> DATA FOR ANALYSIS

--

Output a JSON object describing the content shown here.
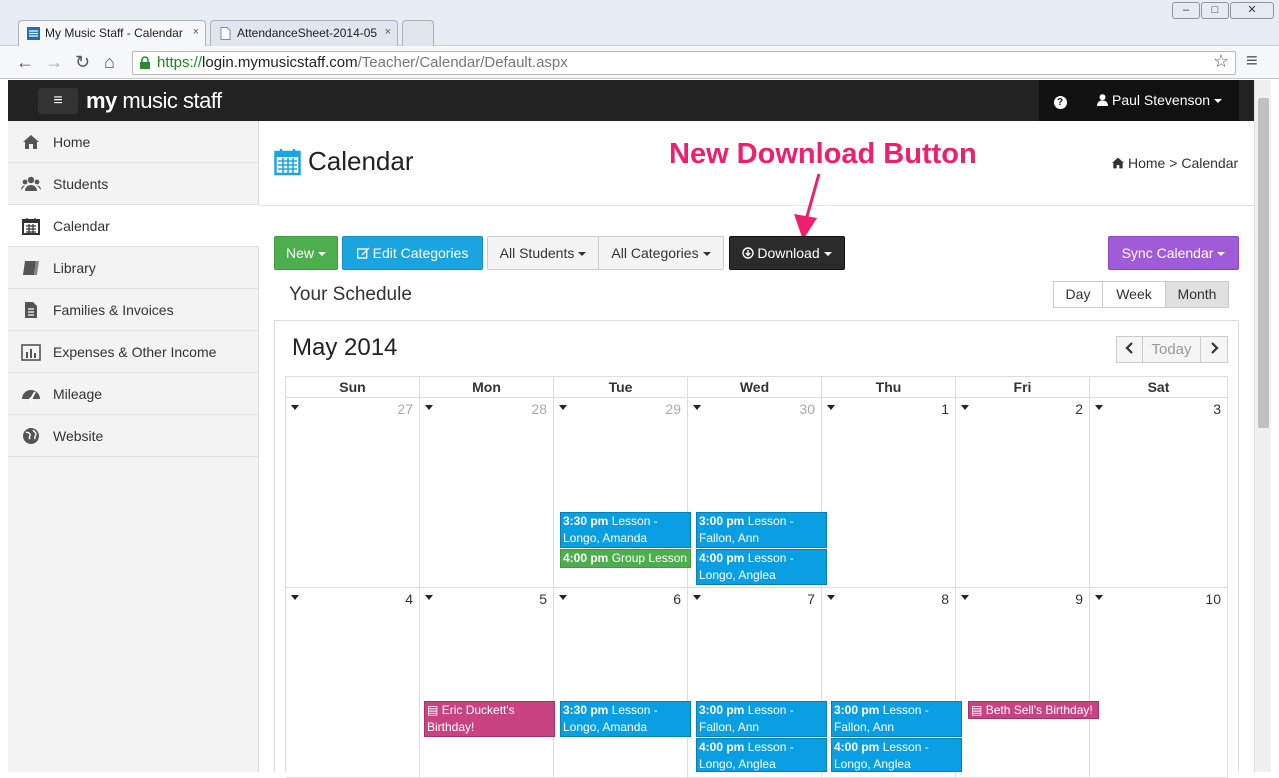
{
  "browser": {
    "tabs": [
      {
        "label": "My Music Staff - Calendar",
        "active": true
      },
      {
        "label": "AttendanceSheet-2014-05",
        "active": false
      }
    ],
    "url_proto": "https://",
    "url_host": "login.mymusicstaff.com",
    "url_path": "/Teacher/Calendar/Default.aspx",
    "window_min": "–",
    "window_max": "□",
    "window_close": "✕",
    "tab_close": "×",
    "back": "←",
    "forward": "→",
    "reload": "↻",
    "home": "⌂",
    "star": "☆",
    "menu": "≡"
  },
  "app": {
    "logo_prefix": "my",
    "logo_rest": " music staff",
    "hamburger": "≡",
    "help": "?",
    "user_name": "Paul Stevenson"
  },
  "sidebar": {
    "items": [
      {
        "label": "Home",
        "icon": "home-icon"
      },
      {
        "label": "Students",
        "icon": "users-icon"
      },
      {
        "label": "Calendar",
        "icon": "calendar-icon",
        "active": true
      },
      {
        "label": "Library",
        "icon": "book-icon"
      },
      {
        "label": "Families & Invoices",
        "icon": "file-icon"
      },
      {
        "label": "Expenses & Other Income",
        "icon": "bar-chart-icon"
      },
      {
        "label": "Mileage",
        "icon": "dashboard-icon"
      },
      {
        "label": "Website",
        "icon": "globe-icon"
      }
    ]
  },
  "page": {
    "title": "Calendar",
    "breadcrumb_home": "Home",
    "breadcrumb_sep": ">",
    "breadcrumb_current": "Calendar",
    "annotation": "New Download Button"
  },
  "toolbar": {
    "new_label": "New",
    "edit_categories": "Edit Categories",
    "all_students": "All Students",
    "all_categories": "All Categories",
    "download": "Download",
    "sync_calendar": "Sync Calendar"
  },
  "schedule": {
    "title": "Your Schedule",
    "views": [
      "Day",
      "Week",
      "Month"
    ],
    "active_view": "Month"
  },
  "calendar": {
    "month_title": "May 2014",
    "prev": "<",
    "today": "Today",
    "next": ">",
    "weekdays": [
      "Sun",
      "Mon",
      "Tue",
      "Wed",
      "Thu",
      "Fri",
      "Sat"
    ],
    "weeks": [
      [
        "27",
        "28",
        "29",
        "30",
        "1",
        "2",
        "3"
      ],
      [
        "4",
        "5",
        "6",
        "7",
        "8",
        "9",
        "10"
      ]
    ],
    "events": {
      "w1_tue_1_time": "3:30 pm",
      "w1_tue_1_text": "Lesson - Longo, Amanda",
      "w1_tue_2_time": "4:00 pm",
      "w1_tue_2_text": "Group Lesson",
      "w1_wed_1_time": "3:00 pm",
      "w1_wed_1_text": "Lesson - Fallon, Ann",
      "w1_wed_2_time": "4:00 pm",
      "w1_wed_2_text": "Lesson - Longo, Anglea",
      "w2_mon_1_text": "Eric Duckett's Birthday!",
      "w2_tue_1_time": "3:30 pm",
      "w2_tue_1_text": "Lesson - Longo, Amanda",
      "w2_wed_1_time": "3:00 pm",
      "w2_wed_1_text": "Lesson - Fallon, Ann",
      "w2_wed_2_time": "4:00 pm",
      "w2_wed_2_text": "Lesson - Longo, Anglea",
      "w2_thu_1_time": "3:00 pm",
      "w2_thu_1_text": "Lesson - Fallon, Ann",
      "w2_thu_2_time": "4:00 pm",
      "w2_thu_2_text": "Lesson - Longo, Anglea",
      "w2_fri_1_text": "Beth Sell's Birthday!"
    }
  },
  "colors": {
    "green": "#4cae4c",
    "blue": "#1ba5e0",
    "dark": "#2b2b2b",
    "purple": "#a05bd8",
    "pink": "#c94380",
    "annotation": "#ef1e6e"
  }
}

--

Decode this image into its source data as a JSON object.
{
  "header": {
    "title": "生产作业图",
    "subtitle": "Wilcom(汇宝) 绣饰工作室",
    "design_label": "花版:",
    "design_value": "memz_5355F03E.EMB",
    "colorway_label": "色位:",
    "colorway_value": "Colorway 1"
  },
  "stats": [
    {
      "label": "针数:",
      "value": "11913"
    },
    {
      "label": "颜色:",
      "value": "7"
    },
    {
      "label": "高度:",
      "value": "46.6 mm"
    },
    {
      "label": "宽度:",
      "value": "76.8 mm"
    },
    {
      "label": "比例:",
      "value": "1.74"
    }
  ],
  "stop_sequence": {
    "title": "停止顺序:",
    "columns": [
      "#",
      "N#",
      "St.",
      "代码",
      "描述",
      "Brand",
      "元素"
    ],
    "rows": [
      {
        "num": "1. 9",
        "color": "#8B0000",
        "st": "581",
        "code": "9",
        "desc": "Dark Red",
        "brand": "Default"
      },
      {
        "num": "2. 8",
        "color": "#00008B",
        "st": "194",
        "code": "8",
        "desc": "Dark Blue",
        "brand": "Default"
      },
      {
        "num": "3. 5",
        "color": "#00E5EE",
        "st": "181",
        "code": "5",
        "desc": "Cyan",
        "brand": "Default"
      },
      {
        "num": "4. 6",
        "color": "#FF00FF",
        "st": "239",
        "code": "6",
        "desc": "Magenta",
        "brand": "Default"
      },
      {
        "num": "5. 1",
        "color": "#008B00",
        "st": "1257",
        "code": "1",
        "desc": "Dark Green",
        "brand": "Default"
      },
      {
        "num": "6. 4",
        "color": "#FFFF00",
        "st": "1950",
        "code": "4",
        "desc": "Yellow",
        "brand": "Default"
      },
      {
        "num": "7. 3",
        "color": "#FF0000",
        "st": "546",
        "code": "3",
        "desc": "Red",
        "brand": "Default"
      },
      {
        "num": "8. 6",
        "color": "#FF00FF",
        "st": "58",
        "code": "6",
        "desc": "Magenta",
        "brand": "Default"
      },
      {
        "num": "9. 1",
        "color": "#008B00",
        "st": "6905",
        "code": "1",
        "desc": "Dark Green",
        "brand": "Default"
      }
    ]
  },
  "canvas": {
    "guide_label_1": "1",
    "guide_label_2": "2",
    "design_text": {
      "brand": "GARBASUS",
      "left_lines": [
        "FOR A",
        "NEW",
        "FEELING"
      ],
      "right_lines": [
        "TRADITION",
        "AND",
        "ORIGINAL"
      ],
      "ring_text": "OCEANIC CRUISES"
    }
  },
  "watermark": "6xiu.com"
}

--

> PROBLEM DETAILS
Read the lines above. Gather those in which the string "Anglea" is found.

> SOLUTION BELOW
      "w1_wed_2_text": "Lesson - Longo, Anglea",
      "w2_wed_2_text": "Lesson - Longo, Anglea",
      "w2_thu_2_text": "Lesson - Longo, Anglea",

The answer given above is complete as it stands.